I know I'm preaching to the choir in Blogville, however, it is our mission to go beyond our borders to get the word out to others about this issue. The number of service dogs is increasing and the lack of knowledge about how to interact with them in public is creating challenges for those who need the animals to be focused on work and not be distracted by the uniformed and the curious. I don't think the vast majority of people mean to do harm, they just don't understand the harm they do. That is where we can make a difference through education and advocacy.

Wednesday, March 23, 2016

Wordless Wednesday: The Bunny Dances!!

Mom came home from the Eye Vet and had new glasses and since she stopped at the mall on the way home to get new glasses decided to bring home this fellow for Easter. Mom doesn't do video but he sings an Egg song and dances. It is rather bizarre, but Mom loves it and is convinced it will be a hit at the annual Easter Egg hunt.

Friday, March 11, 2016

Good News at the Vet

We thank all of you for your prayers and good wishes. We took Bailey to the Vet yesterday, yes on his birthday because of his refusal to eat his kibble, his continuing issues with diarrhea, his inability to sleep through the night, and his overall discomfort made trying to get an appointment sooner rather than later important. We'd been in contact with his Vet by phone, but this seemed like a visit was needed.

She continues to believe this is IBS not Lymphoma based on his symptoms and his overall health. She believes the Lymphoma test might have been a false positive based on the fact he's not followed the course of a dog who has Lymphoma and hasn't received chemo. This was such a relief, I felt the world had been lifted from my shoulders. She gave him some additional meds and he's back on beef and rice for a bit until we can get his stomach settled, but she really believes we can manage this and it isn't a sign that Lymphoma is emerging. Once his stomach settles again, we'll have to see where we go with a feeding program that will keep the weight and muscle growth he got back after starting the prescription kibble.

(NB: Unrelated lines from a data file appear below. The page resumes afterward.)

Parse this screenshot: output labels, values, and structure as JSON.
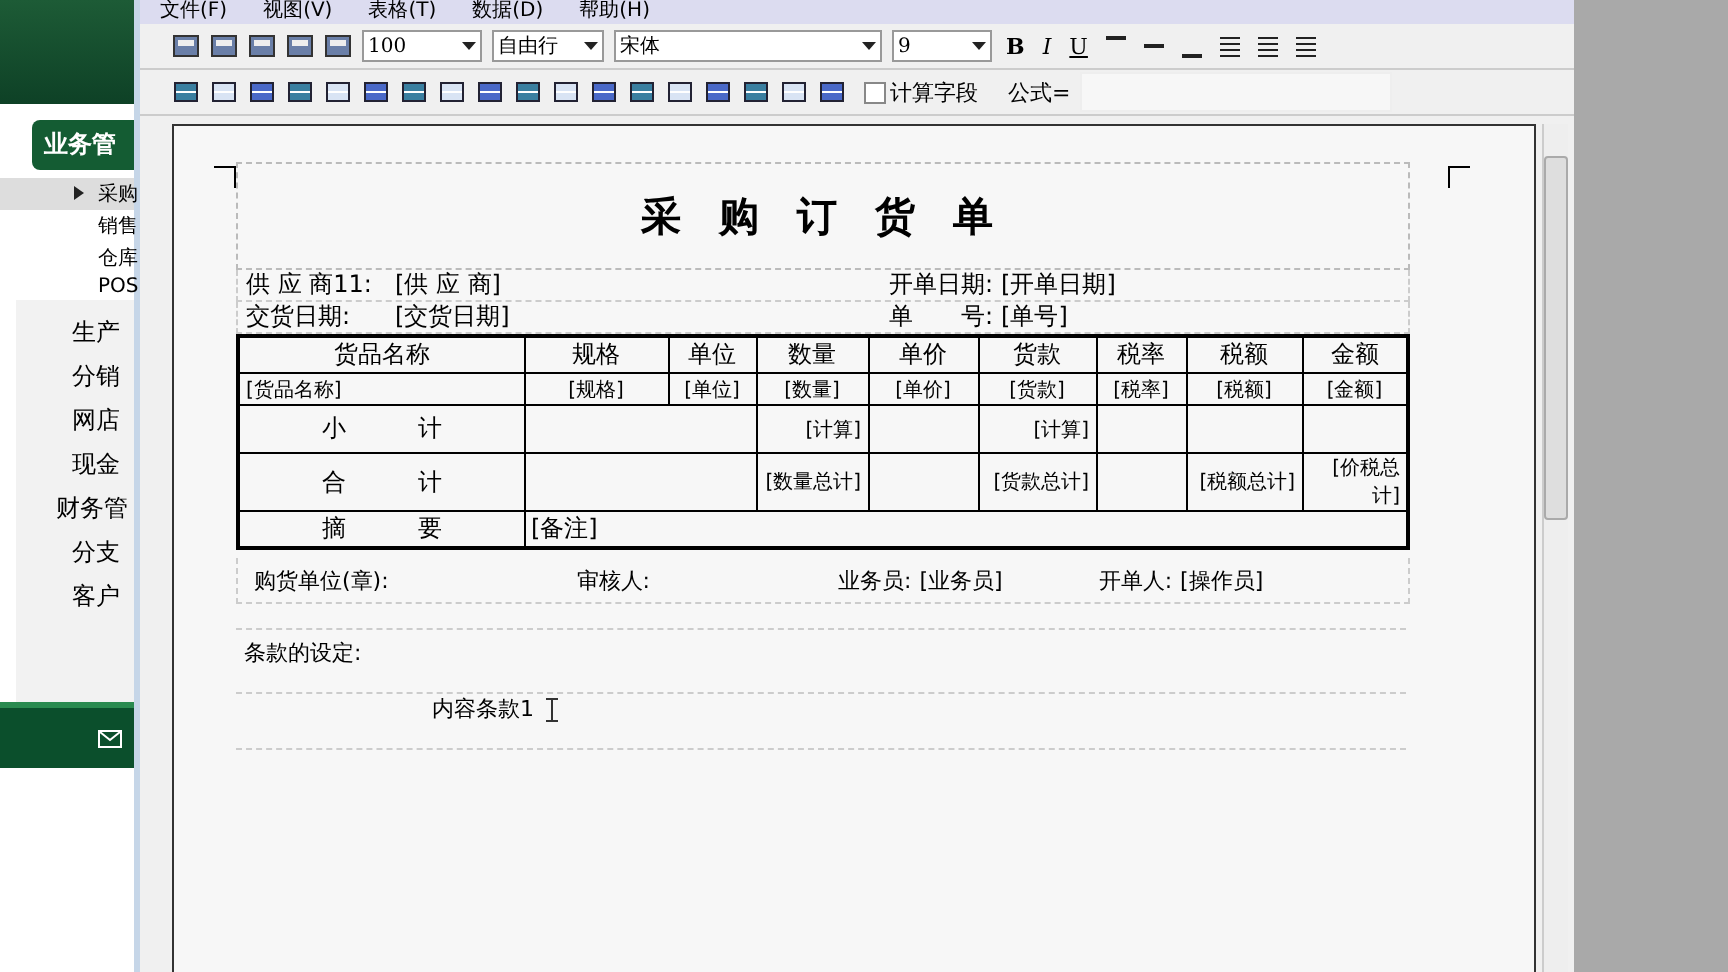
{
  "menu_bar": [
    "文件(F)",
    "视图(V)",
    "表格(T)",
    "数据(D)",
    "帮助(H)"
  ],
  "sidebar": {
    "section": "业务管",
    "items": [
      {
        "label": "采购",
        "selected": true
      },
      {
        "label": "销售",
        "selected": false
      },
      {
        "label": "仓库",
        "selected": false
      },
      {
        "label": "POS",
        "selected": false
      }
    ],
    "modules": [
      "生产",
      "分销",
      "网店",
      "现金",
      "财务管",
      "分支",
      "客户"
    ]
  },
  "toolbar": {
    "zoom": "100",
    "row_mode": "自由行",
    "font": "宋体",
    "size": "9",
    "bold": "B",
    "italic": "I",
    "underline": "U",
    "calc_field": {
      "label": "计算字段",
      "checked": false
    },
    "formula_label": "公式="
  },
  "report": {
    "title": "采 购 订 货 单",
    "header": [
      {
        "label": "供 应 商11:",
        "value": "[供 应 商]",
        "label2": "开单日期:",
        "value2": "[开单日期]"
      },
      {
        "label": "交货日期:",
        "value": "[交货日期]",
        "label2": "单　　号:",
        "value2": "[单号]"
      }
    ],
    "columns": [
      "货品名称",
      "规格",
      "单位",
      "数量",
      "单价",
      "货款",
      "税率",
      "税额",
      "金额"
    ],
    "rows": [
      {
        "kind": "detail",
        "cells": [
          "[货品名称]",
          "[规格]",
          "[单位]",
          "[数量]",
          "[单价]",
          "[货款]",
          "[税率]",
          "[税额]",
          "[金额]"
        ]
      },
      {
        "kind": "summary",
        "cells": [
          "小　　　计",
          "",
          "",
          "[计算]",
          "",
          "[计算]",
          "",
          "",
          ""
        ]
      },
      {
        "kind": "summary",
        "cells": [
          "合　　　计",
          "",
          "",
          "[数量总计]",
          "",
          "[货款总计]",
          "",
          "[税额总计]",
          "[价税总计]"
        ]
      },
      {
        "kind": "remark",
        "cells": [
          "摘　　　要",
          "[备注]",
          "",
          "",
          "",
          "",
          "",
          "",
          ""
        ]
      }
    ],
    "signatures": [
      {
        "label": "购货单位(章):"
      },
      {
        "label": "审核人:"
      },
      {
        "label": "业务员:",
        "value": "[业务员]"
      },
      {
        "label": "开单人:",
        "value": "[操作员]"
      }
    ],
    "terms_label": "条款的设定:",
    "terms_item": "内容条款1"
  }
}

Not the birthday he was hoping for, but I feel like it's Christmas folks.

Thursday, March 10, 2016

Happy 13th Birthday Bailey

This is a post I was never sure I was going to get to make. Last fall we struggled with the possibility that Bailey might have Lymphoma and the prognosis was not good. We did not expect him to see Halloween, let alone celebrate his birthday.

His Vet currently thinks his diagnosis might have been a false positive. He's regained the weight he lost and shown no additional signs of Lymphoma. That being said he has started to struggle with his food again. There could be a thousand reasons, but we ask for all your prayers as we celebrate his big day.

I truly can't believe it has been almost 13 years since we picked up this bundle of joy from his foster Mom. He was such a bundle of energy, there was not a piece of paper safe in the house. Even from his crate he could find ways to pull paper into his crate to shred. Even today, we don't leave the house unless his access to trash is restricted. That boy has a paper habit that while dulled with age, can still stir at any time. Although, with all fairness, Katy seems to be responsible for much of that destruction today.

Happy Birthday, Bailey. It was truly a blessed day when we found you at New England Sheltie and brought you home. You have changed our lives in so many wonderful ways. Enjoy your birthday treats and bones before Katy steals them all.